[Dataset items]
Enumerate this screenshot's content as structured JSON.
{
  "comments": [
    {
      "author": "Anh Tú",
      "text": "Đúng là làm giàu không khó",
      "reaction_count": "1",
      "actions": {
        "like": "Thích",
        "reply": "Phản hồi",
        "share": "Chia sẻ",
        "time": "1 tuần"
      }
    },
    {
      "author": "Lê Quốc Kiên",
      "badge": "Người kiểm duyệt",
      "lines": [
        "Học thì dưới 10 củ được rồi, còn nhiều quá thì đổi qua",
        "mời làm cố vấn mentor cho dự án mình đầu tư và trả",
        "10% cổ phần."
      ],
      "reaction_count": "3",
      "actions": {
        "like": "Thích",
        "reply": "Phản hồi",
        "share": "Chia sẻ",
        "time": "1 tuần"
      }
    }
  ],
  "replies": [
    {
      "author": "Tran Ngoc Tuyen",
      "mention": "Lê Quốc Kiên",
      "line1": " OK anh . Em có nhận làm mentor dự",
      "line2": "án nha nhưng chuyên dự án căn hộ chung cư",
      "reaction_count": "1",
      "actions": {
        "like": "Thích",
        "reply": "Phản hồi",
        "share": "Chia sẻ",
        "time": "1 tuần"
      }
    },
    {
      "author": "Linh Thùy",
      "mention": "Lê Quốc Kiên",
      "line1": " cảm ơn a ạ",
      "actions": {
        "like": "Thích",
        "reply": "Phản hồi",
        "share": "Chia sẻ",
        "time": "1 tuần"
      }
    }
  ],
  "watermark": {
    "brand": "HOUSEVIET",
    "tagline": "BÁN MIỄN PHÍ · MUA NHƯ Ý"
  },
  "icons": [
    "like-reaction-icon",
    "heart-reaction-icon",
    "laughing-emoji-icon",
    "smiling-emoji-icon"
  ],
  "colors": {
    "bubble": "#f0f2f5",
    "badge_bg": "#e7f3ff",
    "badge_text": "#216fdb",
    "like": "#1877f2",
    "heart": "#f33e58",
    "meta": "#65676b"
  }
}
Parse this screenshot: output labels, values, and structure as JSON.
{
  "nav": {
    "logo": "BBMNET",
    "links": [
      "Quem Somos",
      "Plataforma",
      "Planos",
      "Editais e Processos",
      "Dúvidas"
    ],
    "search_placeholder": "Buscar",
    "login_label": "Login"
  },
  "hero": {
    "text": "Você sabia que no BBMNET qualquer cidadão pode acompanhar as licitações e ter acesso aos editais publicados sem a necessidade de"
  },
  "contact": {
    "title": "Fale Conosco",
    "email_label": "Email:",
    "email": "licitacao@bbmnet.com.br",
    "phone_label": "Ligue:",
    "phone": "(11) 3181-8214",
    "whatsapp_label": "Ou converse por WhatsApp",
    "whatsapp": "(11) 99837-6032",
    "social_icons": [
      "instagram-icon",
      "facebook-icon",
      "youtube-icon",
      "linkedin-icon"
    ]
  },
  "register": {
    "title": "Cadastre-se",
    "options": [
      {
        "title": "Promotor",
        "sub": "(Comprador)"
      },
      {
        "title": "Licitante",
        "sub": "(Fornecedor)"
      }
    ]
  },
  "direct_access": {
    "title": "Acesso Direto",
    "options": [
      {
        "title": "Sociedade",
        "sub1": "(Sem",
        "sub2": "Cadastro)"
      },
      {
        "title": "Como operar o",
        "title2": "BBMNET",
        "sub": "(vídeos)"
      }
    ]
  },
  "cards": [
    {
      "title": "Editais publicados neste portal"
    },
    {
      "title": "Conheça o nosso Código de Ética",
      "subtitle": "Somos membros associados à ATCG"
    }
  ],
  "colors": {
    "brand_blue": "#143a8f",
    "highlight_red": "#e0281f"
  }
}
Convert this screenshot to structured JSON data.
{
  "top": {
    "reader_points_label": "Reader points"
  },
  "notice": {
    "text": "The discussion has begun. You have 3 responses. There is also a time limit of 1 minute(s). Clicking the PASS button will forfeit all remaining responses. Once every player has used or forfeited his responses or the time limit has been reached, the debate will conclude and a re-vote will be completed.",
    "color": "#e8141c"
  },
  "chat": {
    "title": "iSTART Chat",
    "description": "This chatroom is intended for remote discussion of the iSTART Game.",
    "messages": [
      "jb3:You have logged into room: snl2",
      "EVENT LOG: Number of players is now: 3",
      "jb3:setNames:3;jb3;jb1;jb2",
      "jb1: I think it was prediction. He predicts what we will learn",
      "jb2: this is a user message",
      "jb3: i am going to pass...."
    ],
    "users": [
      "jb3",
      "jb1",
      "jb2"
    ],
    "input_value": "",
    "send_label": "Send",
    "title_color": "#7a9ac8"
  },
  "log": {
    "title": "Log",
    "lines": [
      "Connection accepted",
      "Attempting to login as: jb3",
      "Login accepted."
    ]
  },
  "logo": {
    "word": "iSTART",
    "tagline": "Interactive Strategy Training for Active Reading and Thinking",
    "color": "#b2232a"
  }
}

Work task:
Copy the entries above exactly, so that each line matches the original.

Answer to this task:
Enumerate this screenshot's content as structured JSON.
{
  "comments": [
    {
      "author": "Anh Tú",
      "text": "Đúng là làm giàu không khó",
      "reaction_count": "1",
      "actions": {
        "like": "Thích",
        "reply": "Phản hồi",
        "share": "Chia sẻ",
        "time": "1 tuần"
      }
    },
    {
      "author": "Lê Quốc Kiên",
      "badge": "Người kiểm duyệt",
      "lines": [
        "Học thì dưới 10 củ được rồi, còn nhiều quá thì đổi qua",
        "mời làm cố vấn mentor cho dự án mình đầu tư và trả",
        "10% cổ phần."
      ],
      "reaction_count": "3",
      "actions": {
        "like": "Thích",
        "reply": "Phản hồi",
        "share": "Chia sẻ",
        "time": "1 tuần"
      }
    }
  ],
  "replies": [
    {
      "author": "Tran Ngoc Tuyen",
      "mention": "Lê Quốc Kiên",
      "line1": " OK anh . Em có nhận làm mentor dự",
      "line2": "án nha nhưng chuyên dự án căn hộ chung cư",
      "reaction_count": "1",
      "actions": {
        "like": "Thích",
        "reply": "Phản hồi",
        "share": "Chia sẻ",
        "time": "1 tuần"
      }
    },
    {
      "author": "Linh Thùy",
      "mention": "Lê Quốc Kiên",
      "line1": " cảm ơn a ạ",
      "actions": {
        "like": "Thích",
        "reply": "Phản hồi",
        "share": "Chia sẻ",
        "time": "1 tuần"
      }
    }
  ],
  "watermark": {
    "brand": "HOUSEVIET",
    "tagline": "BÁN MIỄN PHÍ · MUA NHƯ Ý"
  },
  "icons": [
    "like-reaction-icon",
    "heart-reaction-icon",
    "laughing-emoji-icon",
    "smiling-emoji-icon"
  ],
  "colors": {
    "bubble": "#f0f2f5",
    "badge_bg": "#e7f3ff",
    "badge_text": "#216fdb",
    "like": "#1877f2",
    "heart": "#f33e58",
    "meta": "#65676b"
  }
}
Parse this screenshot: output labels, values, and structure as JSON.
{
  "nav": {
    "logo": "BBMNET",
    "links": [
      "Quem Somos",
      "Plataforma",
      "Planos",
      "Editais e Processos",
      "Dúvidas"
    ],
    "search_placeholder": "Buscar",
    "login_label": "Login"
  },
  "hero": {
    "text": "Você sabia que no BBMNET qualquer cidadão pode acompanhar as licitações e ter acesso aos editais publicados sem a necessidade de"
  },
  "contact": {
    "title": "Fale Conosco",
    "email_label": "Email:",
    "email": "licitacao@bbmnet.com.br",
    "phone_label": "Ligue:",
    "phone": "(11) 3181-8214",
    "whatsapp_label": "Ou converse por WhatsApp",
    "whatsapp": "(11) 99837-6032",
    "social_icons": [
      "instagram-icon",
      "facebook-icon",
      "youtube-icon",
      "linkedin-icon"
    ]
  },
  "register": {
    "title": "Cadastre-se",
    "options": [
      {
        "title": "Promotor",
        "sub": "(Comprador)"
      },
      {
        "title": "Licitante",
        "sub": "(Fornecedor)"
      }
    ]
  },
  "direct_access": {
    "title": "Acesso Direto",
    "options": [
      {
        "title": "Sociedade",
        "sub1": "(Sem",
        "sub2": "Cadastro)"
      },
      {
        "title": "Como operar o",
        "title2": "BBMNET",
        "sub": "(vídeos)"
      }
    ]
  },
  "cards": [
    {
      "title": "Editais publicados neste portal"
    },
    {
      "title": "Conheça o nosso Código de Ética",
      "subtitle": "Somos membros associados à ATCG"
    }
  ],
  "colors": {
    "brand_blue": "#143a8f",
    "highlight_red": "#e0281f"
  }
}
Convert this screenshot to structured JSON data.
{
  "top": {
    "reader_points_label": "Reader points"
  },
  "notice": {
    "text": "The discussion has begun. You have 3 responses. There is also a time limit of 1 minute(s). Clicking the PASS button will forfeit all remaining responses. Once every player has used or forfeited his responses or the time limit has been reached, the debate will conclude and a re-vote will be completed.",
    "color": "#e8141c"
  },
  "chat": {
    "title": "iSTART Chat",
    "description": "This chatroom is intended for remote discussion of the iSTART Game.",
    "messages": [
      "jb3:You have logged into room: snl2",
      "EVENT LOG: Number of players is now: 3",
      "jb3:setNames:3;jb3;jb1;jb2",
      "jb1: I think it was prediction. He predicts what we will learn",
      "jb2: this is a user message",
      "jb3: i am going to pass...."
    ],
    "users": [
      "jb3",
      "jb1",
      "jb2"
    ],
    "input_value": "",
    "send_label": "Send",
    "title_color": "#7a9ac8"
  },
  "log": {
    "title": "Log",
    "lines": [
      "Connection accepted",
      "Attempting to login as: jb3",
      "Login accepted."
    ]
  },
  "logo": {
    "word": "iSTART",
    "tagline": "Interactive Strategy Training for Active Reading and Thinking",
    "color": "#b2232a"
  }
}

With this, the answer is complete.